Contaminated topical antiseptic products have occasionally caused serious infections in patients, leading the US Food and Drug Administration (FDA) to ponder imposing stricter rules for manufacturers, two FDA officials wrote in an NEJM commentary today. Christina Y. Chang, MD, MPH, and Lesley-Anne Furlong, MD, cite cases in which contaminated iodophors, chlorhexidine gluconate, and quaternary ammonium compounds caused infections with various bacterial species. In decades past, it was assumed that the pharmacologic activity of topical antiseptics prevented contamination, they write. But contamination may occur during manufacture or during handling by users, and the scope of the problem is probably broader than it appears from postmarketing reports and the medical literature, they write. In 2009 an FDA advisory committee considered whether the agency should require sterile manufacturing conditions for topical antiseptics, but the panel found that the extent of the problem was unclear and reached no decision. The FDA is continuing to consider the question, and it will hold a public hearing on Dec 12 and 13.
Dec NEJM commentary
Information on FDA public hearing
Zambia meeting addresses health emergency response gaps in Africa
A 4-day regional forum for African governments, agencies, and other stakeholders is under way in Zambia to discuss unmet needs in surveillance and response capacities for public health emergencies in Africa. A press release yesterday from the World Health Organization Regional Office for Africa (WHO/AFRO) says that many African countries were unable to meet the original Jun 15, 2012, deadline set under the International Health Regulations (IHR) for developing core capacities for all-hazards emergency response, and the deadline has been extended until Jun 15, 2014. The WHO said gaps and weaknesses exist in core capacities, including legislation, preparedness, risk communication, human resources, food safety, and chemical and radionuclear attack. The goal of the meeting, which brings together 80 participants from 22 countries, is to allow the sharing of experiences and challenges in IHR implementation and to identify priorities and next steps where gaps exist.
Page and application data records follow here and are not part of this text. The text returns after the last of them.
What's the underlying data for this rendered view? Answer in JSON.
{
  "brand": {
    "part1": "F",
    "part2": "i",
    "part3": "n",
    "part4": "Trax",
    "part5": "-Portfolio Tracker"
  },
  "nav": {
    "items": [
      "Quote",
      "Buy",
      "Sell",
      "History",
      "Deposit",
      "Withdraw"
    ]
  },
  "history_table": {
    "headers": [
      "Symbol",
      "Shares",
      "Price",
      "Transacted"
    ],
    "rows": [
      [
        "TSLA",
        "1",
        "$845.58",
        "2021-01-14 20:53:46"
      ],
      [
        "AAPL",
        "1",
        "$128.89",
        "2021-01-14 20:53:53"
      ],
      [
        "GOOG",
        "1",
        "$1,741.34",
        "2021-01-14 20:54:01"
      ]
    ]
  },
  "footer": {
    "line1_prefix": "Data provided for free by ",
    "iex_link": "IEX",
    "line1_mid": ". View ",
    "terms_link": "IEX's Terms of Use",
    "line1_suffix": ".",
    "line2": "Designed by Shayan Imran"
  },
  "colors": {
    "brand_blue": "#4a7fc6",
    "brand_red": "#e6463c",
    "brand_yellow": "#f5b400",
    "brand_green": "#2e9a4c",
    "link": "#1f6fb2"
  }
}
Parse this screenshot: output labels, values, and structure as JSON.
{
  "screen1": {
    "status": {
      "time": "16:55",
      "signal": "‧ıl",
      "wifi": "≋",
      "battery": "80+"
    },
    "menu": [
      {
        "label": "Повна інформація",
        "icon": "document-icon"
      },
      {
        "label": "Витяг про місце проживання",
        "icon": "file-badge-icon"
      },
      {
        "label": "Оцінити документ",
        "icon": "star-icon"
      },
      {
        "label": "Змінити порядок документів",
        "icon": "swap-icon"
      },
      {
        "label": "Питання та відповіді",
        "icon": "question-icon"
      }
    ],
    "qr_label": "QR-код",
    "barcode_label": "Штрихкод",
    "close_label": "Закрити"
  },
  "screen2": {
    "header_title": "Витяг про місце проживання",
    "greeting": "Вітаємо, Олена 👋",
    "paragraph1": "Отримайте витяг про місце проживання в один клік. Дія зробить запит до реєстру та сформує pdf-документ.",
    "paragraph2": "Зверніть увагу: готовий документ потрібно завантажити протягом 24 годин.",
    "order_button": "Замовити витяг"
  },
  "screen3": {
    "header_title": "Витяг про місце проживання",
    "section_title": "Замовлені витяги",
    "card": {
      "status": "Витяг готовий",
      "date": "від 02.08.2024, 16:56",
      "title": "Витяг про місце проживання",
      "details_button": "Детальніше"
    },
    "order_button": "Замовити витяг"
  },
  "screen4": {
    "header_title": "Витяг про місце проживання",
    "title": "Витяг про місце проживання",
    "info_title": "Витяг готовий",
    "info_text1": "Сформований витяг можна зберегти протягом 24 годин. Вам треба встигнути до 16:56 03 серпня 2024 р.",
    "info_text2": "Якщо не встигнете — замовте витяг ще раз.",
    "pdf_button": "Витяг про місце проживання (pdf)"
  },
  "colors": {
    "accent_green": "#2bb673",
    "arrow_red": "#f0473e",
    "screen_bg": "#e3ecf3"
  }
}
Dr. Patrick Chikusu, deputy minister of health in Zambia, said the delay in strengthening the region's core capacities is a major concern for global health security.
Dec 4 WHO/AFRO press release